Start out with a Mexican style ceviche from La Esquina de Camaron Mexicano, Roosevelt Ave. and 80th St. Watch as Pedro the ceviche mixologist fills a plastic cup with your choice of seafood: shrimp, octopus, or both. To the protein he adds a pour of a tomato-based concoction, olive oil, diced onions, avocado, salt, and hot sauce. Don’t forget to crumble some saltines over the top before digging in. If ceviche, or a “coktel,” as Pedro calls it, isn’t your thing head over to the nearby Taqueria Coatzingo, 76-05 Roosevelt Ave. for a weekend special: barbacoa de chivo, slow roasted young goat available in a taco or a platter with consommé and rice and beans. Stop by Panaderia Coatzingo next door for a cinnamon and sugar dusted concha to munch on your walk.
Sweet and cold, El Bohio’s shaved ice is a harbinger of even warmer days.
As you continue down La Roosie with shafts of light dancing on the street from the elevated train you’ll soon enter Little Ecuador. Its epicenter is Warren Street and Roosevelt Avenue, right by the Junction Boulevard stop on the 7. The corner and Warren Street are lined with food trucks and carts offering a staggering amount of pork, both roasted and fried. The ladies who run the cart called La Esquina del Sabor—the corner of flavor—will gladly offer up a sample of fritada, toothsome fried pork. Ten bucks buys a plate of pork with potatoes, fat starchy kernels of mote corn, and crunchy toasted maiz cancha. Need to cool off? Hit up El Bohio, 98-17 Roosevelt Ave, Corona, for an old school Dominican shaved ice. My go-to is the fresa or raspberry ice ($3.50 for a large cup) with leche condensada. If you’re still in need of refreshment there’s a Dominican dude who hangs out around 104th St. selling fresh tropical fruits and drinks. These include ginormous young coconuts ($5) that he will gladly hack open with his trusty machete. (more…)

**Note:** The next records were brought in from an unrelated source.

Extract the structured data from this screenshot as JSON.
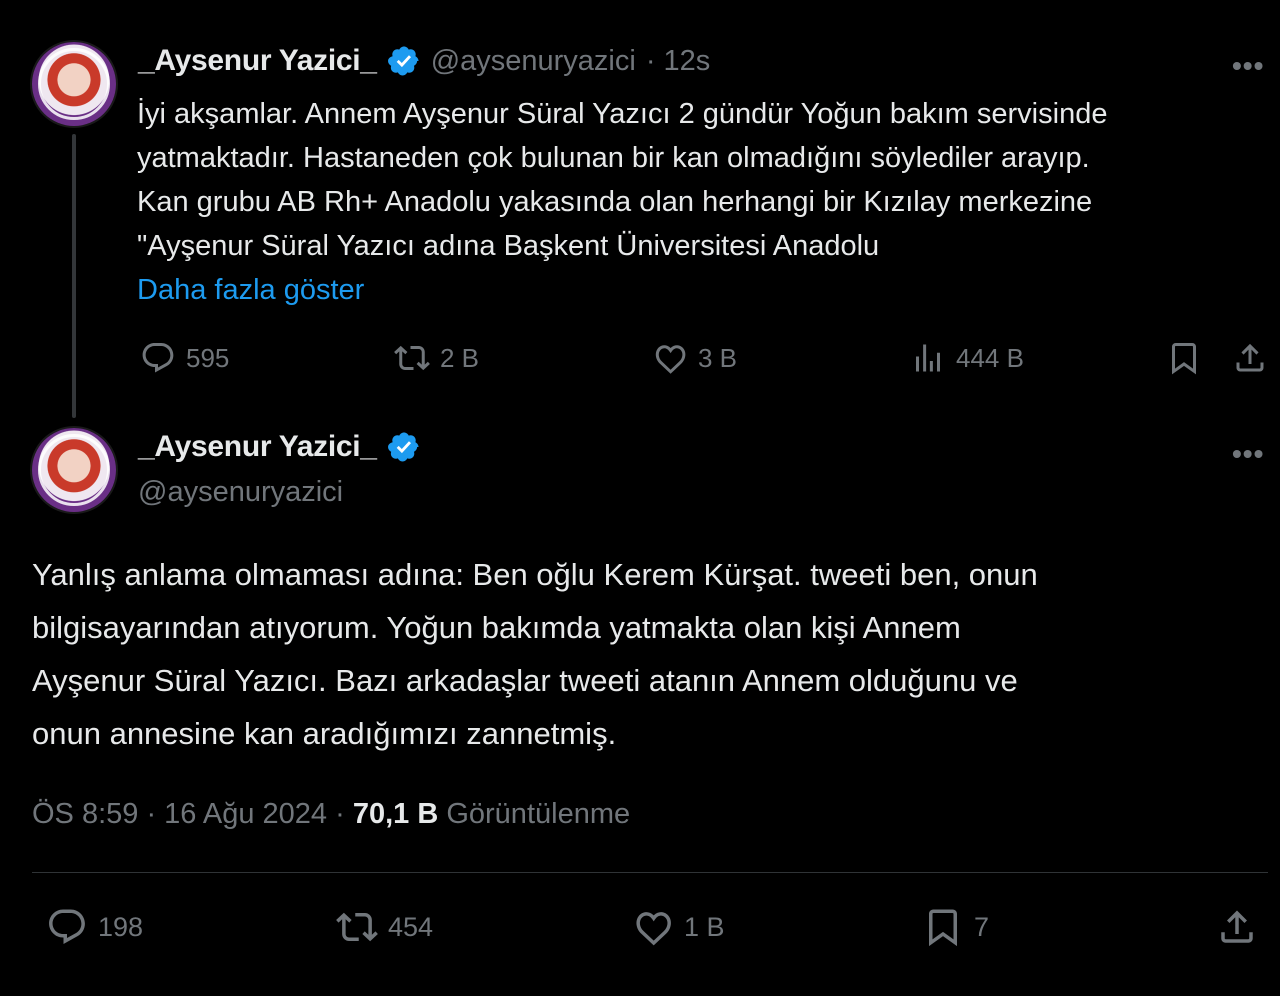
{
  "tweet1": {
    "display_name": "_Aysenur Yazici_",
    "handle": "@aysenuryazici",
    "time": "· 12s",
    "lines": [
      "İyi akşamlar. Annem Ayşenur Süral Yazıcı 2 gündür Yoğun bakım servisinde",
      "yatmaktadır. Hastaneden çok bulunan bir kan olmadığını söylediler arayıp.",
      "Kan grubu AB Rh+ Anadolu yakasında olan  herhangi bir Kızılay merkezine",
      "\"Ayşenur Süral Yazıcı adına Başkent Üniversitesi Anadolu"
    ],
    "show_more": "Daha fazla göster",
    "replies": "595",
    "retweets": "2 B",
    "likes": "3 B",
    "views": "444 B"
  },
  "tweet2": {
    "display_name": "_Aysenur Yazici_",
    "handle": "@aysenuryazici",
    "lines": [
      "Yanlış anlama olmaması adına: Ben oğlu Kerem Kürşat. tweeti ben,  onun",
      "bilgisayarından atıyorum. Yoğun bakımda yatmakta olan kişi Annem",
      "Ayşenur Süral Yazıcı. Bazı arkadaşlar tweeti atanın Annem olduğunu ve",
      "onun annesine kan aradığımızı zannetmiş."
    ],
    "timestamp": "ÖS 8:59 · 16 Ağu 2024 · ",
    "view_count": "70,1 B",
    "view_label": " Görüntülenme",
    "replies": "198",
    "retweets": "454",
    "likes": "1 B",
    "bookmarks": "7"
  },
  "icons": {
    "verified": "verified-badge-icon",
    "more": "more-dots-icon",
    "reply": "reply-icon",
    "retweet": "retweet-icon",
    "like": "heart-icon",
    "views": "views-icon",
    "bookmark": "bookmark-icon",
    "share": "share-icon"
  },
  "colors": {
    "background": "#000000",
    "text": "#e7e9ea",
    "muted": "#71767b",
    "link": "#1d9bf0",
    "verified": "#1d9bf0"
  }
}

Chinese crullers and soy milk are a favorite breakfast in China and Flushing.
Even though I am constantly munching during my food tours I always make sure to have a small meal beforehand. That’s because if my blood sugar drops, then it becomes the moody foodie death march, and that’s not good for anyone. One of my favorite pregame meals is a very traditional Chinese breakfast of crullers, or yóutiáo, and soy milk. I like to dip the absurdly long doughnut into the warm, nutty soy milk. Incidentally yóutiáo translates to “oil strip.” The other morning I noticed that they are sold from Tianjin Xianbing the stall in the front window of Flushing’s Golden Shopping Mall. I love how they are stacked like a game of doughnut Jenga.
Tianjin Xianbing, Golden Shopping Mall, 41-28 Main Street, Stall D1, Flushing